Harvard University men’s squash team captured their 33rd College Squash Men’s National Championship—the Potter Cup—in commanding fashion on Sunday afternoon by a 9-0 score over Trinity College. Titles were awarded across seven divisions Sunday in the final day of the CSA Men’s Team Nationals.
Full results are available at www.csasquash.com/mensnationals2019.
Potter Division – National Championship
In a third straight national finals contest between Harvard and Trinity, the third time was the charm for Harvard in a dominating 9-0 performance. Now these two teams have won 49 of the 75 national titles ever awarded, an impressive record of dynastic dominance.
Looking for a fast start, Harvard sent out its two team captains and lone starting senior for the 3, 6, and 9 matches. No. 3 Timmy Brownell set the tone with a pulsating three-game win versus Trinity’s Tom De Mulder. Sean Hughes, Harvard’s No. 6, bounced back after a second-game loss to take the next two against Aryaman Adik. Harvard’s senior, Alexi Gosset, used fresh legs to come back from two games down against Trinity’s dangerous No. 9 Nku Patrick. A 3-0 first wave was exactly what Head Coach Mike Way was looking for.
From that point on, the writing was on the wall with Harvard prominently featured. Harvard’s No. 5 Saadeldin Abouaish dispatched Trinity’s Aly Tolba with ease, and then it was a race to see who would win Harvard’s clinching point. First-year player Marwan Tarek, Harvard’s No. 2, got to the finish line first in a dazzling match-up with Trinity’s Thoboki Mohohlo. Tarek wore down Mohohlo, and after the eleventh point fell Tarek’s way in the fifth game, the celebration was on inside the glass walls of Yale’s show court.
With the victory now in hand, the matches progressed quickly at Numbers 4, 8, 1, and 7. Soon thereafter, Harvard had the National Championship trophy in hand. It was Harvard’s 33rd College Squash National Championship, the most of any team in intercollegiate squash history.
George Washington was the lowest seed left in any final on Sunday, but their results on the court did not show it in the Hoehn Division final against Drexel. GW won this same match-up a week ago, and they showed no interest in giving Drexel momentum to change that result. After a 2-1 first wave for GW, they locked down the victory with all three wins in the second wave, including a key five-game victory by GW’s No. 2 Mohammad Al-Terki.
Although the seeding did not have them as favorites at the beginning of the weekend, GW captured their second straight Hoehn Division Championship with the win.

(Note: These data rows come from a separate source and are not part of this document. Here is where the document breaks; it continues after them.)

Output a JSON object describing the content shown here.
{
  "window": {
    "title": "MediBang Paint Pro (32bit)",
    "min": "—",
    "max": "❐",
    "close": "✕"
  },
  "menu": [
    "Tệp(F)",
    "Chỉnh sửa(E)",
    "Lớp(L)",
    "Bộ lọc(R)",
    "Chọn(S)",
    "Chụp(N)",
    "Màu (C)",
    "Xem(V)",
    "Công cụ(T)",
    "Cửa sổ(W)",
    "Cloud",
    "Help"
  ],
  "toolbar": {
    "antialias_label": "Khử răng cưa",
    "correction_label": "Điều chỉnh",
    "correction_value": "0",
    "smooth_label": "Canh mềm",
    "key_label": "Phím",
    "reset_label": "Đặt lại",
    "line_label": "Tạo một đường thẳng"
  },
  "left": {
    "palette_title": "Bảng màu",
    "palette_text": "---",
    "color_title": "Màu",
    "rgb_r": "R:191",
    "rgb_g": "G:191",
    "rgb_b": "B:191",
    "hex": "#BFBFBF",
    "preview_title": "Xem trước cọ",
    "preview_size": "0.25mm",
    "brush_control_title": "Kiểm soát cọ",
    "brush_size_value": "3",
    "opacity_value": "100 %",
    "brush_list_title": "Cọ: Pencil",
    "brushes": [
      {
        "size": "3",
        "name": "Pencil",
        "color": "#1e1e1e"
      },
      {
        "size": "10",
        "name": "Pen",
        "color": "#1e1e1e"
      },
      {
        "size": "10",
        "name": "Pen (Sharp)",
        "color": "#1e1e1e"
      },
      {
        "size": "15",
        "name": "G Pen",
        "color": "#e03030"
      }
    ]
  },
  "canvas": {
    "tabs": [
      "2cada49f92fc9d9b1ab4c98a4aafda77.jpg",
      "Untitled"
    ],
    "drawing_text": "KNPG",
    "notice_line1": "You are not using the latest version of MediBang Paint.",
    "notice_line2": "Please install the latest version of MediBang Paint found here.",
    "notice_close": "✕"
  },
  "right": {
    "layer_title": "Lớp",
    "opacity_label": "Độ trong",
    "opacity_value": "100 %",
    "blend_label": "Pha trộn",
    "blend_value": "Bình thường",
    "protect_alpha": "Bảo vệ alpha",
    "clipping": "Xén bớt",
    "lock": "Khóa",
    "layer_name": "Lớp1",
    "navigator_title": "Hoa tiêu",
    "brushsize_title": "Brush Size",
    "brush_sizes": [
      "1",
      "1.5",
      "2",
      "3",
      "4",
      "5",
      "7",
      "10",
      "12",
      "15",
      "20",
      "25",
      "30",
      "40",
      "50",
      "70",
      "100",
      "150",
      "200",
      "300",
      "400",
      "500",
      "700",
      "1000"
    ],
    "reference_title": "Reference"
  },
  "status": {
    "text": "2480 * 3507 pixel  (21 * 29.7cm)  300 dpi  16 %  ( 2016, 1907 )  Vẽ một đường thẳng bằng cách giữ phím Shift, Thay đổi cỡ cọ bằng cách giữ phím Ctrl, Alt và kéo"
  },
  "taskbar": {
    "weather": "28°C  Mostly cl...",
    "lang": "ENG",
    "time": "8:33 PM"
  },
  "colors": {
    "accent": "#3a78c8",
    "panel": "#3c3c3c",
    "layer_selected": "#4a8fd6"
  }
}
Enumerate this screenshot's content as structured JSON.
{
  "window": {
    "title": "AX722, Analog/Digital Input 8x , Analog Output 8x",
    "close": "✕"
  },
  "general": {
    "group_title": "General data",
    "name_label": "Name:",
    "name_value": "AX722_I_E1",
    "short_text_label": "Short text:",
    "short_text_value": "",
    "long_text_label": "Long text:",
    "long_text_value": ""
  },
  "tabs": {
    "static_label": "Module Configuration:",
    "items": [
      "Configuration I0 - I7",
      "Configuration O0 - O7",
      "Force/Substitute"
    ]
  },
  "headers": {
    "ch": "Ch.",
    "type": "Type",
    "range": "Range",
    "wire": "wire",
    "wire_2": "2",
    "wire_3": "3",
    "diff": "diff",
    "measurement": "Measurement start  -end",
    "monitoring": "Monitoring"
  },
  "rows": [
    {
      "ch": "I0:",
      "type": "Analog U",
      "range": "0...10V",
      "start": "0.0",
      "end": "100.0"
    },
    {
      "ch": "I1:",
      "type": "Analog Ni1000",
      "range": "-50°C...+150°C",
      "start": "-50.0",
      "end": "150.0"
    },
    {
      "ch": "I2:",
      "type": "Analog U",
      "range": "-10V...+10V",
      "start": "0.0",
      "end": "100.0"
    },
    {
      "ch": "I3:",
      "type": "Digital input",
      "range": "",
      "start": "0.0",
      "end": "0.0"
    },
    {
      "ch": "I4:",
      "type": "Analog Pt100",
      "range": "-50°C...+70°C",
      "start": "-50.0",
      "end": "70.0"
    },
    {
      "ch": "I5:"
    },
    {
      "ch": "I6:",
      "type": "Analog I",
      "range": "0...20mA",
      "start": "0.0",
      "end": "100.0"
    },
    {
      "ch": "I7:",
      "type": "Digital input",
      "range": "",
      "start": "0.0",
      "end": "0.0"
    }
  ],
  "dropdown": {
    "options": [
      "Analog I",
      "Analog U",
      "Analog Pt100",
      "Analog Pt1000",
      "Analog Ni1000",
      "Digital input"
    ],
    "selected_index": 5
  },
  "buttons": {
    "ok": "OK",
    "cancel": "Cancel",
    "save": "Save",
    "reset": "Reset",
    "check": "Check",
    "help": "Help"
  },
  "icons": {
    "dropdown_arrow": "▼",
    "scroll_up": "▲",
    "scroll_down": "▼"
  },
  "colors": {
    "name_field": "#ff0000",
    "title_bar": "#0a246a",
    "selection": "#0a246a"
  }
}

After upset victories in the semifinals of the Summers Division, both 3-seed Brown and 4-seed MIT were on the hunt for their first Summers Division title. MIT were the ones who were able to celebrate, and they did so early on, going 5-1 through the first two waves of matches. MIT’s No. 5 William Wu won the title-clinching point over Brown’s Harrison Boyer. Had the order of matches been different, Brown might have been able to flip the script, but their wins at No. 1 and No. 4 came after the match had been decided.
MIT will finish the season with their highest ranking ever at No. 17.
Dickinson and Colby, the top two teams in the Conroy Division, steamrolled their way to the final on Sunday, but it was only Dickinson who continued that momentum. In a dominant display not even matched by National Champions Harvard, Dickinson went 3-0 on the weekend, winning each of its matches in sweeps, 9-0. Colby pushed Dickinson to four games at five different positions on the ladder, but none of its players could overcome their Dickinson opponent.
Adding additional intrigue to this match-up, the protégé beat the teacher with Dickinson Head Coach Chris Fernandez beating his former boss, Colby Head Coach Chris Abplanalp. This is the second division title for Dickinson in as many years.
Fordham fell just short of the Chaffee Division Championship last season, falling 5-4 in a close final. This year, Fordham left nothing to chance in their match against Northeastern, winning the match by a 6-3 score. The Rams went 2-1 in each of the three waves. While Northeastern captured two grueling five-game wins at No. 4 and 5, Fordham’s No. 7 Winthrop Reed and No. 1 William Douglass won their matches are virtually the same time to clinch the championship victory.
University of Richmond showed that it is a program on the rise with its second Serues Division championship of its young club’s history. The final 7-2 scoreline does not do justice to the competitive matches between 2-seed Richmond and 4-seed Boston College. Three of the matches went to five games, and it was Richmond’s 3-0 record in those matches that made the difference.
Richmond, who was the defending Hawthorn Division Champions, have jumped back up a full division in the rankings in just one year.
The top two seeds in the Hawthorn Division – Lehigh and Colgate – met in a closely contested final on Sunday, with Colgate ultimately clinching the 5-4 win and the Hawthorn Cup. Colgate jumped out to a 3-0 lead, and then they held on as Lehigh came roaring back. Ultimately, it was too little, too late with Colgate clinching the fifth match point at the No. 7 position.